Of the hypotheses put forward to explain why occasional individuals with two X chromosomes are nonetheless male, the one that has attracted most attention is the possibility1 that one of the X chromosomes has obtained a small piece of Y chromosome which is sufficient to produce ‘maleness’. This hypothesis was based primarily on the observation that in two families with XX males2–4 both fathers were Xg(a+) and both probands Xg(a−). (Xg shows X-linked dominant inheritance.) This theory holds that an anomalous X–Y interchange at meiosis in the father resulted hi the paternal X chromosome's losing the Xg gene and acquiring a male-determining gene from the Y chromosome. While, for example, the frequencies of Xg phenotypes among XX males5,6 and the cytogenetic observation of a structural abnormality in one X7,8 are compatible with this hypothesis, direct evidence of it is lacking. Here we describe an XX male who expresses his father's allele for 12E7, a Y-linked marker, but fails to express his father's allele for Xg, an X-linked marker. These findings strongly suggest that anomalous X–Y interchange occurred in this case and perhaps in that of many other XX males. We suggest that a male-determining gene on the Y has also been translocated to the X and caused maleness in the proband. These results are discussed in the light of current models of X–Y chromosomal homology.
Subscribe to Journal
Get full journal access for 1 year
only $3.90 per issue
All prices are NET prices.
VAT will be added later in the checkout.
Tax calculation will be finalised during checkout.
Rent or Buy article
Get time limited or full article access on ReadCube.
All prices are NET prices.
Ferguson-Smith, M. A. Lancet ii, 475–476 (1966).
de la Chapelle, A., Hortling, H., Niemi, M. & Wennström, J. Acta med. scand. Suppl. 412, 25–38 (1964).
de la Chapelle, A., Hortling, H., Wennström, J., Niemi, M. & Johansson, C.-J. Acta endocr. Suppl. 100, 90 (1965).
de la Chapelle, A., Similä, S., Lanning, M., Kontturi, M. & Johansson, C.-J. Hum. Genet. 11, 286–294 (1971).
Race, R. & Sanger, R. Blood Groups in Man 6th edn (Blackwell, Oxford, 1975).
de la Chapelle, A. Hum. Genet. 58, 105–116 (1981).
Evans, H. J., Buckton, K. E., Spowart, G. & Carothers, A. D. Hum. Genet. 49, 11–31 (1979).
Magenis, R. R. et al. Hum. Genet. 62, 271–276 (1982).
Page, D. et al. Proc. natn. Acad. Sci. U.S.A. 79, 5352–5356 (1982).

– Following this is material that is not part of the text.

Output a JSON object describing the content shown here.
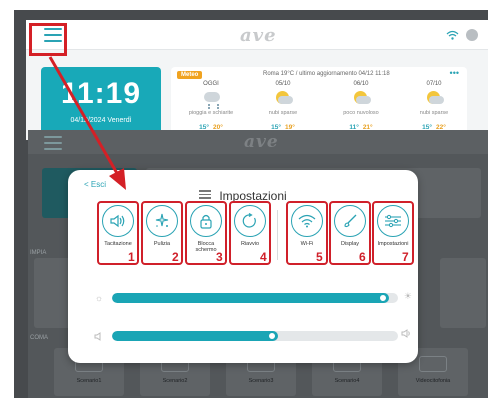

Goodfellow, P. N. & Tippett, P. Nature 289, 404–405 (1981).
Tippett, P., Shaw, M.-A., Daniels, G. L. & Green, C. A. Human Gene Mapping Vol. 7 (in the press).
Pearson, P. C. & Bobrow, M. Nature 226, 959–961 (1970).
Moses, M. J., Counce, S. J. & Paulson, D. F. Science 187, 363–365 (1975).
Polani, P. E. in Mechanisms of Sex Differentiation in Animals and Man (eds Austin, C. R. & Edwards, R. G.) 465–488 (Academic, London, 1981).
Polani, P. E. Hum. Genet. 60, 207–211 (1982).
Burgoyne, P. S. Hum. Genet. 61, 85–90 (1982).
Ferguson-Smith, M. A., Sanger, R., Tippett, P., Aitken, D. A. & Boyd, E. Cytogenet. Cell Genet. 32, 273–274 (1982).
Goodfellow, P. et al. Nature 302, 346–349 (1983).
Singh, L. & Jones, K. W. Cell 28, 205–216 (1982).
Evans, E. P., Burtenshaw, M. D. & Cattanach, B. M. Nature 300, 443–445 (1982).
About this article
Cite this article
de la Chapelle, A., Tippett, P., Wetterstrand, G. et al. Genetic evidence of X–Y interchange in a human XX male. Nature 307, 170–171 (1984). https://doi.org/10.1038/307170a0
Journal of Applied Genetics (2021)
Scientific Reports (2020)
Economic resilience after the Great Recession: an examination of unreserved fund balance in Michigan counties
Local Government Studies (2020)
Annual Review of Genetics (2015)
Annual Review of Genomics and Human Genetics (2012)